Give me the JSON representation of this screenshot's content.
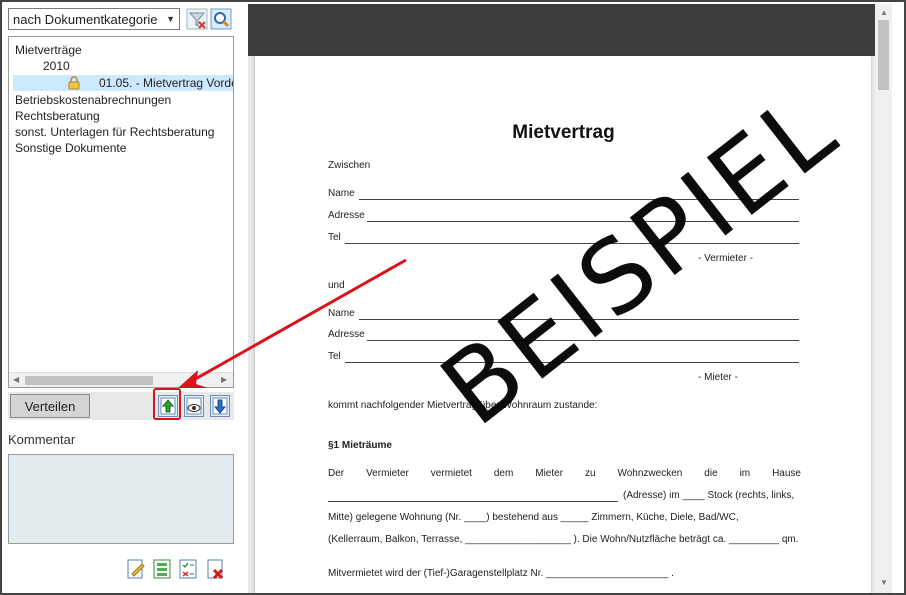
{
  "left_panel": {
    "category_select": {
      "value": "nach Dokumentkategorie"
    },
    "tree": {
      "items": [
        {
          "label": "Mietverträge"
        },
        {
          "label": "2010"
        },
        {
          "label": "01.05. - Mietvertrag Vorde"
        },
        {
          "label": "Betriebskostenabrechnungen"
        },
        {
          "label": "Rechtsberatung"
        },
        {
          "label": "sonst. Unterlagen für Rechtsberatung"
        },
        {
          "label": "Sonstige Dokumente"
        }
      ]
    },
    "verteilen_label": "Verteilen",
    "comment_label": "Kommentar",
    "icons": {
      "filter": "funnel-icon",
      "search": "magnifier-icon",
      "lock": "lock-icon",
      "upload": "upload-green-arrow-icon",
      "view": "eye-icon",
      "download": "download-arrow-icon",
      "edit": "edit-document-icon",
      "spreadsheet": "spreadsheet-icon",
      "checklist": "checklist-icon",
      "delete": "delete-document-icon"
    },
    "colors": {
      "highlight": "#d8131b",
      "selected": "#cde8ff"
    }
  },
  "document": {
    "title": "Mietvertrag",
    "zwischen": "Zwischen",
    "name_label": "Name",
    "adresse_label": "Adresse",
    "tel_label": "Tel",
    "vermieter_label": "- Vermieter -",
    "und": "und",
    "mieter_label": "- Mieter -",
    "kommt": "kommt nachfolgender Mietvertrag über Wohnraum zustande:",
    "section1": "§1  Mieträume",
    "para_line1_words": [
      "Der",
      "Vermieter",
      "vermietet",
      "dem",
      "Mieter",
      "zu",
      "Wohnzwecken",
      "die",
      "im",
      "Hause"
    ],
    "para_line2": "(Adresse) im ____ Stock (rechts, links,",
    "para_line3": "Mitte) gelegene Wohnung (Nr. ____) bestehend aus _____ Zimmern, Küche, Diele, Bad/WC,",
    "para_line4": "(Kellerraum, Balkon, Terrasse, ___________________ ). Die Wohn/Nutzfläche beträgt ca. _________ qm.",
    "garage": "Mitvermietet wird der (Tief-)Garagenstellplatz Nr. ______________________ .",
    "watermark": "BEISPIEL"
  }
}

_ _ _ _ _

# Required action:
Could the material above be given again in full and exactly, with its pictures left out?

# Written response:
Give me the JSON representation of this screenshot's content.
{
  "left_panel": {
    "category_select": {
      "value": "nach Dokumentkategorie"
    },
    "tree": {
      "items": [
        {
          "label": "Mietverträge"
        },
        {
          "label": "2010"
        },
        {
          "label": "01.05. - Mietvertrag Vorde"
        },
        {
          "label": "Betriebskostenabrechnungen"
        },
        {
          "label": "Rechtsberatung"
        },
        {
          "label": "sonst. Unterlagen für Rechtsberatung"
        },
        {
          "label": "Sonstige Dokumente"
        }
      ]
    },
    "verteilen_label": "Verteilen",
    "comment_label": "Kommentar",
    "icons": {
      "filter": "funnel-icon",
      "search": "magnifier-icon",
      "lock": "lock-icon",
      "upload": "upload-green-arrow-icon",
      "view": "eye-icon",
      "download": "download-arrow-icon",
      "edit": "edit-document-icon",
      "spreadsheet": "spreadsheet-icon",
      "checklist": "checklist-icon",
      "delete": "delete-document-icon"
    },
    "colors": {
      "highlight": "#d8131b",
      "selected": "#cde8ff"
    }
  },
  "document": {
    "title": "Mietvertrag",
    "zwischen": "Zwischen",
    "name_label": "Name",
    "adresse_label": "Adresse",
    "tel_label": "Tel",
    "vermieter_label": "- Vermieter -",
    "und": "und",
    "mieter_label": "- Mieter -",
    "kommt": "kommt nachfolgender Mietvertrag über Wohnraum zustande:",
    "section1": "§1  Mieträume",
    "para_line1_words": [
      "Der",
      "Vermieter",
      "vermietet",
      "dem",
      "Mieter",
      "zu",
      "Wohnzwecken",
      "die",
      "im",
      "Hause"
    ],
    "para_line2": "(Adresse) im ____ Stock (rechts, links,",
    "para_line3": "Mitte) gelegene Wohnung (Nr. ____) bestehend aus _____ Zimmern, Küche, Diele, Bad/WC,",
    "para_line4": "(Kellerraum, Balkon, Terrasse, ___________________ ). Die Wohn/Nutzfläche beträgt ca. _________ qm.",
    "garage": "Mitvermietet wird der (Tief-)Garagenstellplatz Nr. ______________________ .",
    "watermark": "BEISPIEL"
  }
}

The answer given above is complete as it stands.